--- Directions ---
Every line in the records below that holds "Assets" must be identified and copied.

[Dataset entries]
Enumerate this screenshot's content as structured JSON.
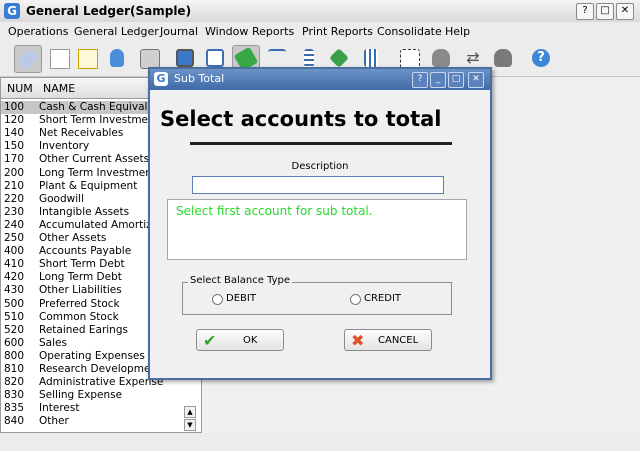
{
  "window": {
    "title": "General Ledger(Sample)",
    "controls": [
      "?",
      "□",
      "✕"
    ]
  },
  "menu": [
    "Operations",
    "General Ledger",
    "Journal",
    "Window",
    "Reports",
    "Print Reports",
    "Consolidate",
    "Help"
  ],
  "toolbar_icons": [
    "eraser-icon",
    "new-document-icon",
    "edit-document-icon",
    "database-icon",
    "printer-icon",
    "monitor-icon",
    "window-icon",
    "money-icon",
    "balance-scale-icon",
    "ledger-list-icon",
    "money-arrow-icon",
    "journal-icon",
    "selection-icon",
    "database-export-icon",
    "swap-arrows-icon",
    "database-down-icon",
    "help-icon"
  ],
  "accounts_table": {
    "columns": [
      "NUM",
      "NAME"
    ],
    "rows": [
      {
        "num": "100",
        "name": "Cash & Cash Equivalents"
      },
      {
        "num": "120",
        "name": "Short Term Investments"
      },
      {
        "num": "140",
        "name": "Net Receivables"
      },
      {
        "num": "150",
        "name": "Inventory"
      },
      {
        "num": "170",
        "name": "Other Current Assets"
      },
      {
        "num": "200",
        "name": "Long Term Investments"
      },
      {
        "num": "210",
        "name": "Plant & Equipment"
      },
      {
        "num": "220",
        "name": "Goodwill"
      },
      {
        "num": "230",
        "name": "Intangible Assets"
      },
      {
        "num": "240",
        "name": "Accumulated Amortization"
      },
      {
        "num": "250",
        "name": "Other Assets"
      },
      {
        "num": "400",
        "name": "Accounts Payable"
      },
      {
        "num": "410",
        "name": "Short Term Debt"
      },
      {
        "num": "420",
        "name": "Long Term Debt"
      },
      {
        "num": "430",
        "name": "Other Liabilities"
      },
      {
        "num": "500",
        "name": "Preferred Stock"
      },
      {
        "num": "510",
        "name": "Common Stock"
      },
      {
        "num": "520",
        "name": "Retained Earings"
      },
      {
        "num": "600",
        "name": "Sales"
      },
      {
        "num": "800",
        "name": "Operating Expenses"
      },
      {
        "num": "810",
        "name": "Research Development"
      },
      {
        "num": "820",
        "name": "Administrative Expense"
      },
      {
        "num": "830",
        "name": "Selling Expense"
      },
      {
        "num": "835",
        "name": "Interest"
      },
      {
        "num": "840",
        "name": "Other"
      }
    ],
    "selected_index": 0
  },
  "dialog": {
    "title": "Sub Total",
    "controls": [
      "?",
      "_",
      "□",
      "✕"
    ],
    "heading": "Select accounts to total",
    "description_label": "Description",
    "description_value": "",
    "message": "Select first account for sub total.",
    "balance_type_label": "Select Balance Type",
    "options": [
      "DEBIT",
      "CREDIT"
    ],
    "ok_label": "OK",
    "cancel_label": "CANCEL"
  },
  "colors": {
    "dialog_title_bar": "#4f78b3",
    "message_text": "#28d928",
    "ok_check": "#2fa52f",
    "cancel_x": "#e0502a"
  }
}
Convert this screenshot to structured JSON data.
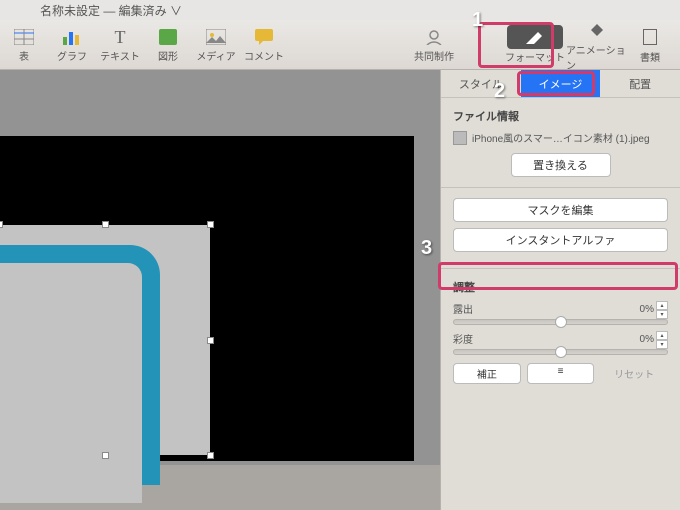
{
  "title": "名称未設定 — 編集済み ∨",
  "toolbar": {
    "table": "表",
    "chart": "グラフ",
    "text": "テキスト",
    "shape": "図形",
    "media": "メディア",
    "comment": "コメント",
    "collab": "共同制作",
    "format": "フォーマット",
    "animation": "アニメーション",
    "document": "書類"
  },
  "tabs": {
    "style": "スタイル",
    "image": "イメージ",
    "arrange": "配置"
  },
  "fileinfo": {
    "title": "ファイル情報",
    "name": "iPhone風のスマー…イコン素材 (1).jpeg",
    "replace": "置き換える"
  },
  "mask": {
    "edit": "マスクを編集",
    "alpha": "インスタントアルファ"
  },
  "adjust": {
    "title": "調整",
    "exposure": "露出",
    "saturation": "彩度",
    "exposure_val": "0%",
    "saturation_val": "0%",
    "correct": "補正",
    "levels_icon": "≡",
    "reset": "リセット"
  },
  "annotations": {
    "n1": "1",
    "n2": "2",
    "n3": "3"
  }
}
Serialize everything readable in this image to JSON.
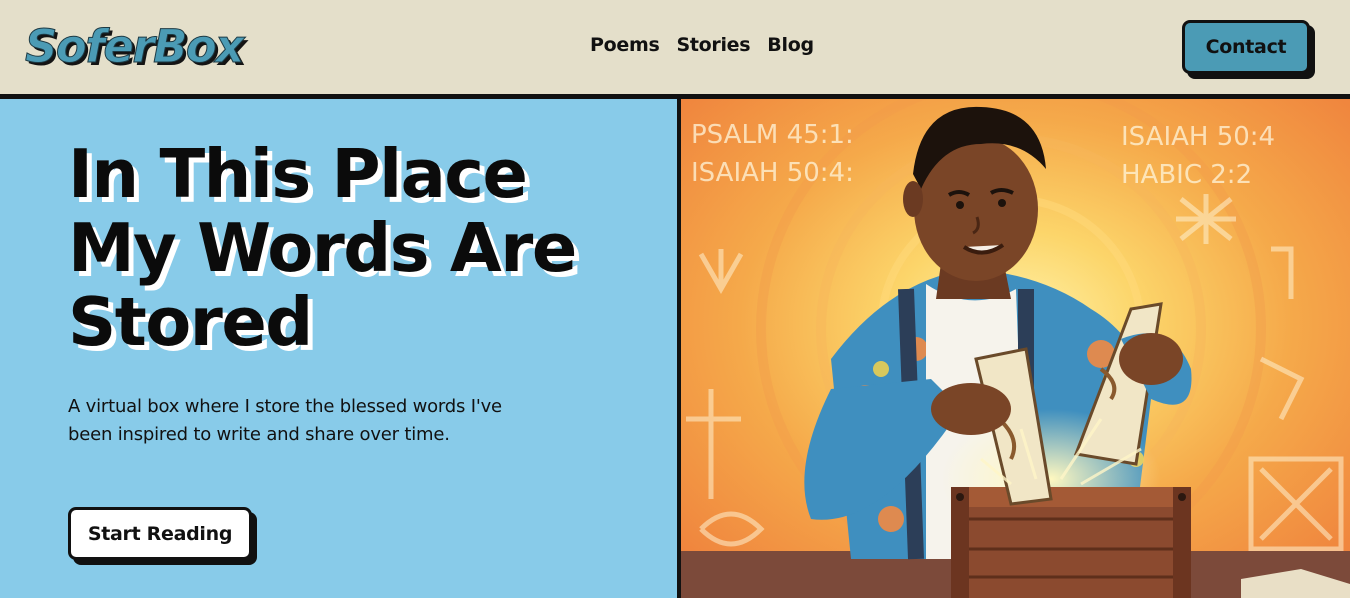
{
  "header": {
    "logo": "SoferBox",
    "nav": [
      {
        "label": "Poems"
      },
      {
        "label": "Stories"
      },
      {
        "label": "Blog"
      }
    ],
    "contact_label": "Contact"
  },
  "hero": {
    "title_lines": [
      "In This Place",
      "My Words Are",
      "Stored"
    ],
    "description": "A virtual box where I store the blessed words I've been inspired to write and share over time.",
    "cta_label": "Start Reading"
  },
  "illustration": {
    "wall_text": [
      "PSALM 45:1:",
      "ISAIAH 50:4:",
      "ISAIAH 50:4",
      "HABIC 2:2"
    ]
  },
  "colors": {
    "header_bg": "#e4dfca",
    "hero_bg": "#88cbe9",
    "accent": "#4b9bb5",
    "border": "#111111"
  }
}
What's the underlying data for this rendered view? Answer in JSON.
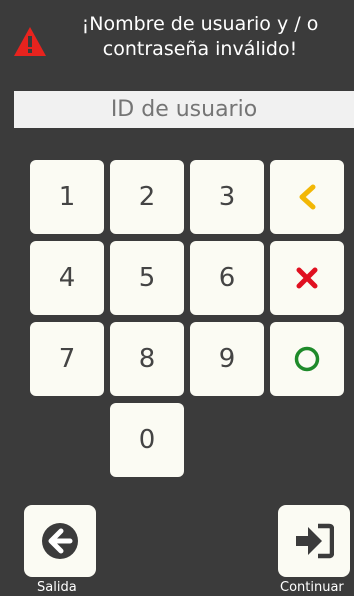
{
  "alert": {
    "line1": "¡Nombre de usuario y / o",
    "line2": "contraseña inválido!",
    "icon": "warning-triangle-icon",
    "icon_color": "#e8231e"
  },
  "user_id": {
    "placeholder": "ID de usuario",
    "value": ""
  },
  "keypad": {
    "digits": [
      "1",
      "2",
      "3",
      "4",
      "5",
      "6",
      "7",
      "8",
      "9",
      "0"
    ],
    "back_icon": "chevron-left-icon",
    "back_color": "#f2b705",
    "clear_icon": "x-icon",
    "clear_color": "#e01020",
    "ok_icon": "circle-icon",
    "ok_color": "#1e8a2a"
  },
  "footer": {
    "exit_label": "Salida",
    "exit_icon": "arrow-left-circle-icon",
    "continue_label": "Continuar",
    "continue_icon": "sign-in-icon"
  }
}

--- Your solution ---
        "name": "Other Current Assets"
        "name": "Intangible Assets"
        "name": "Other Assets"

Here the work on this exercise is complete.